Whether the latter answer is correct will be put to the test at tomorrows NSW Rapid Championship. The event has a field of 142 and is scheduled for 7 rounds. The risk is that if all games are decisive there is a chance that 2 players may score 7/7, without playing each other.  Of course this almost never happens, but it is still dependent on how many games per round are expected to be drawn. Doing a rough, back of the envelope calculation, I estimate around 12 to 15% of games in each round (between players in the leading group) need to be drawn to find a clear winner. So apart from some interesting chess, I will also have one eye on whether my calculations match reality.

(** I am a paid arbiter for this event **)

Thursday 6 July 2023

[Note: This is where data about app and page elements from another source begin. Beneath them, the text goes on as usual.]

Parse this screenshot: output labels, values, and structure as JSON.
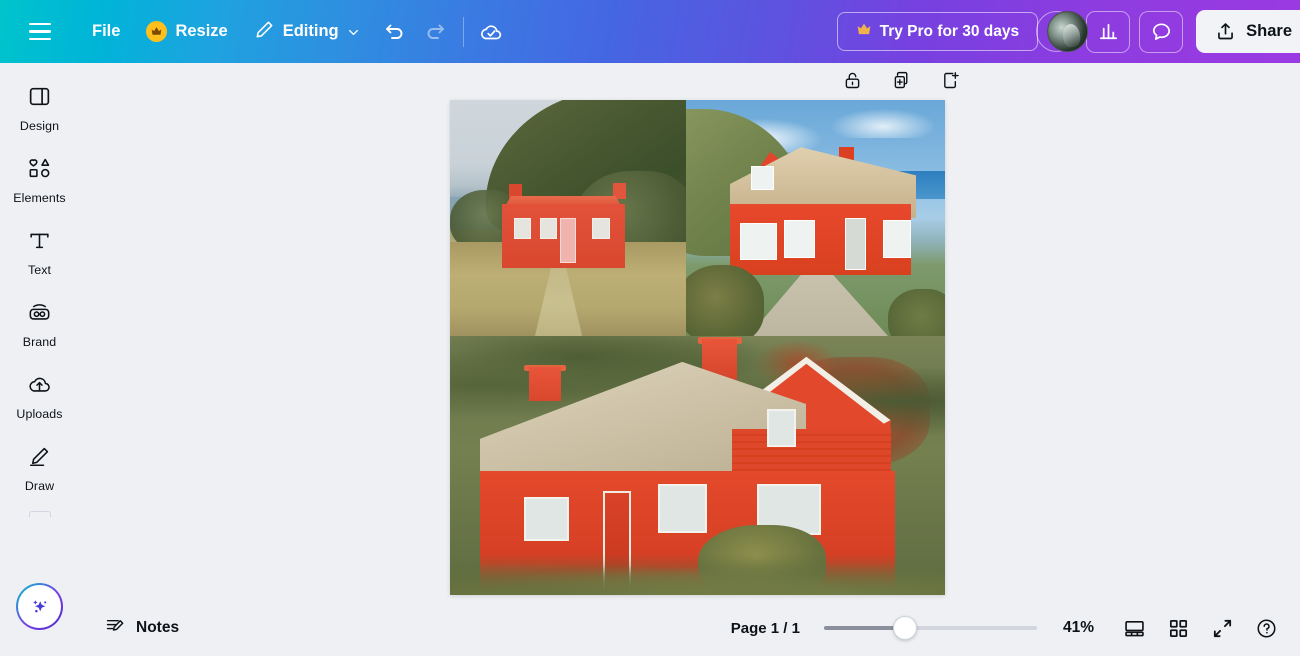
{
  "topbar": {
    "menu_icon": "hamburger-icon",
    "file_label": "File",
    "resize_label": "Resize",
    "resize_icon": "crown-icon",
    "editing_label": "Editing",
    "editing_icon": "pencil-icon",
    "editing_chevron": "chevron-down-icon",
    "undo_icon": "undo-icon",
    "redo_icon": "redo-icon",
    "saved_icon": "cloud-check-icon",
    "try_pro_label": "Try Pro for 30 days",
    "try_pro_icon": "crown-icon",
    "avatar": "user-avatar",
    "add_collaborator_icon": "plus-icon",
    "insights_icon": "bar-chart-icon",
    "comments_icon": "speech-bubble-icon",
    "share_label": "Share",
    "share_icon": "upload-icon"
  },
  "sidebar": {
    "items": [
      {
        "label": "Design",
        "icon": "design-panel-icon"
      },
      {
        "label": "Elements",
        "icon": "shapes-icon"
      },
      {
        "label": "Text",
        "icon": "text-t-icon"
      },
      {
        "label": "Brand",
        "icon": "brand-co-icon"
      },
      {
        "label": "Uploads",
        "icon": "cloud-upload-icon"
      },
      {
        "label": "Draw",
        "icon": "draw-pen-icon"
      }
    ],
    "magic_button_icon": "sparkle-icon"
  },
  "canvas": {
    "page_tools": [
      {
        "name": "lock-page",
        "icon": "lock-icon"
      },
      {
        "name": "duplicate-page",
        "icon": "duplicate-icon"
      },
      {
        "name": "add-page",
        "icon": "add-page-icon"
      }
    ],
    "design": {
      "title": "Red cottage photo grid",
      "layout": "2-up top row, 1 full-width bottom",
      "images": [
        {
          "name": "red-cottage-by-the-sea",
          "alt": "Small red cottage with red tin roof beside the sea, green hill behind, dry golden grass in front"
        },
        {
          "name": "red-house-thatched-roof-path",
          "alt": "Red house with pale thatched roof and white windows, gravel path, blue sky and sea"
        },
        {
          "name": "large-red-thatched-cottage",
          "alt": "Large red timber cottage with thatched roof and two red chimneys on heathland"
        }
      ]
    }
  },
  "bottombar": {
    "notes_label": "Notes",
    "notes_icon": "notes-pencil-icon",
    "page_label": "Page 1 / 1",
    "zoom_value": "41%",
    "zoom_percent": 41,
    "slider_position_percent": 38,
    "icons": [
      {
        "name": "presentation-view",
        "icon": "presentation-icon"
      },
      {
        "name": "grid-view",
        "icon": "grid-icon"
      },
      {
        "name": "fullscreen",
        "icon": "expand-icon"
      },
      {
        "name": "help",
        "icon": "question-circle-icon"
      }
    ]
  },
  "colors": {
    "brand_teal": "#00c4cc",
    "brand_blue": "#4566e3",
    "brand_purple": "#9b3ae2",
    "app_background": "#eef0f4",
    "text_primary": "#0e1318"
  }
}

2023 Women's World Championship

 The 2023 Women's World Championship is already 2 games in, although both games have been drawn. It is an all Chinese matchup with Wenjun Ju playing Tingjie Lei. Most pundits have Ju as the favourite for this match, based on match experience.

The first game was a Ruy Lopez Berlin variation, although it wasn't as drawish as the opening may indicate. In fact White sacrificed a pawn in the opening, but regained it with a better position. However, Jun was able to reach a rook and pawn ending, and by that stage it was definitely drawn.

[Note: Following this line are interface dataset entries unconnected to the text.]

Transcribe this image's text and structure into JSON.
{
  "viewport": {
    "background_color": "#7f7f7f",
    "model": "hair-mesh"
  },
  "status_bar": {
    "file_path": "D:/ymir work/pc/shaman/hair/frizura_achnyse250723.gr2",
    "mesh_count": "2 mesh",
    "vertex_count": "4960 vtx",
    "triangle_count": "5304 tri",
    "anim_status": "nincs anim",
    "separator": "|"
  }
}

Lei Tingjie (2554) - Ju Wenjun (2566) [C67]

Tuesday 4 July 2023

Taking the only chance

White to play

The final round of the 2023 Belconnen Cup at the Eastlake Gungahlin Chess Club saw a tricky King and Pawn ending on the 2nd board. In the diagrammed position White pushed the b pawn, with the plan of distracting the Black king long enough so as to stop the king side pawns. It turned out that (a) the plan worked but (b) Black missed a winning idea.

The line that was played was 1.b6 Kc6  2.b7 Kxb7 3.Kxd5 Kc7 4.Ke5 Kd7 5.Kf6 g4 6.Kg5 h5 7.Kxh5 f5 8.Kg5 Ke6 9.Kf4 Kf6 10.e4 fxe4 11.Kxe4 Kg5 12.Ke3 1/2/12

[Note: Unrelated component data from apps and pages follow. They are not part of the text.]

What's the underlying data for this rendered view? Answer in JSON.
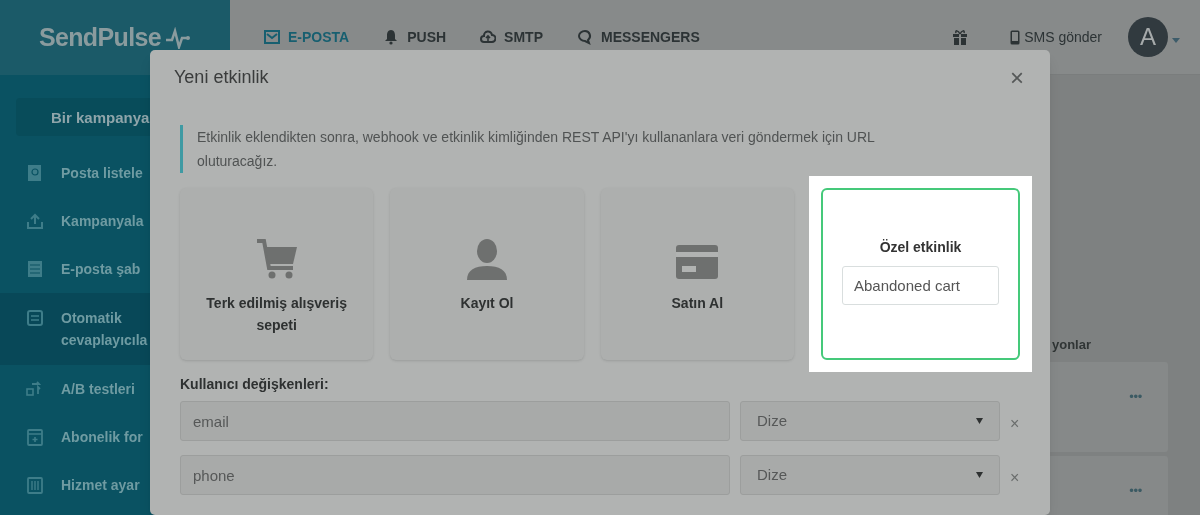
{
  "logo": {
    "text": "SendPulse"
  },
  "top_nav": [
    {
      "label": "E-POSTA",
      "selected": true
    },
    {
      "label": "PUSH",
      "selected": false
    },
    {
      "label": "SMTP",
      "selected": false
    },
    {
      "label": "MESSENGERS",
      "selected": false
    }
  ],
  "header_actions": {
    "sms": "SMS gönder",
    "avatar": "A"
  },
  "sidebar": {
    "create_button": "Bir kampanya",
    "items": [
      {
        "label": "Posta listele",
        "selected": false
      },
      {
        "label": "Kampanyala",
        "selected": false
      },
      {
        "label": "E-posta şab",
        "selected": false
      },
      {
        "label": "Otomatik cevaplayıcıla",
        "selected": true
      },
      {
        "label": "A/B testleri",
        "selected": false
      },
      {
        "label": "Abonelik for",
        "selected": false
      },
      {
        "label": "Hizmet ayar",
        "selected": false
      }
    ]
  },
  "background": {
    "column_label": "yonlar",
    "cards": [
      {
        "menu": "•••"
      },
      {
        "menu": "•••"
      }
    ]
  },
  "modal": {
    "title": "Yeni etkinlik",
    "close": "×",
    "info": "Etkinlik eklendikten sonra, webhook ve etkinlik kimliğinden REST API'yı kullananlara veri göndermek için URL oluturacağız.",
    "event_types": [
      {
        "kind": "cart",
        "label": "Terk edilmiş alışveriş sepeti",
        "selected": false
      },
      {
        "kind": "person",
        "label": "Kayıt Ol",
        "selected": false
      },
      {
        "kind": "card",
        "label": "Satın Al",
        "selected": false
      },
      {
        "kind": "custom",
        "label": "Özel etkinlik",
        "value": "Abandoned cart",
        "selected": true
      }
    ],
    "variables_label": "Kullanıcı değişkenleri:",
    "variables": [
      {
        "name": "email",
        "type": "Dize",
        "remove": "×"
      },
      {
        "name": "phone",
        "type": "Dize",
        "remove": "×"
      }
    ]
  }
}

While watching the game I wondered if moving the h pawn first was better, as the king does not need to move to c6 straight away. The the threat of g4-h4-g3 is hard to meet for White. In the post mortem the brains trust of GCC members could not find a win, but with some computer assistance, it turns out that the win was there.

1...h5!! 2.b7 Kc7 3.Kxd5 g4 4.Ke4 h4 5.Kf4 f5! 6.e4 g3 7.hxg3 h3! 8.Kf3 fxe4+ 9.Kf2 Kxb7 10.Kg1 e3 -+

Other first move tries for White are equally bad, so in the end, he did well to save the half point.

Monday 3 July 2023

The art of making (chess) art

 Chess photography is a popular (although not very lucrative) pastime. There is something about the settings, the personalities, and range of emotions that seem to attract photographers to the sport. For people like me (using my low res smart phone) it is to recognise people who come each weel to Street Chess. For more prolific photographers (with their better equipment) like Cathy Rogers or Dr Helen Milligan, it is a way of documenting the chess events they attend.

But for some at the top, it is a way to make a living, as well as provide an insight into the world of top level chess. Courtesy of regular reader Jim, there is a CNN article about Maria Emelianova, who is a regular fixture on the professional chess circuit. Previously she appeared as a player, but now she pushes the shutter button, rather than the clock. Her career started in 2010 and now she is employed by as their in house photographer. Nice work for a chess player and chess fan!

Saturday 1 July 2023

Castles for mate

 Street Chess continues to amuse, with a wide collection of the very best and the very worst of chess. Landing more in the former category than the latter is a game that was played in today's edition. Black quickly loses control of the squares around his king, enabling White to drag the king into the centre, and then finding one of the rarest checkmates.

Albert,Max - Rawat,Dhruv [B45]
Street Chess ---, 01.07.2023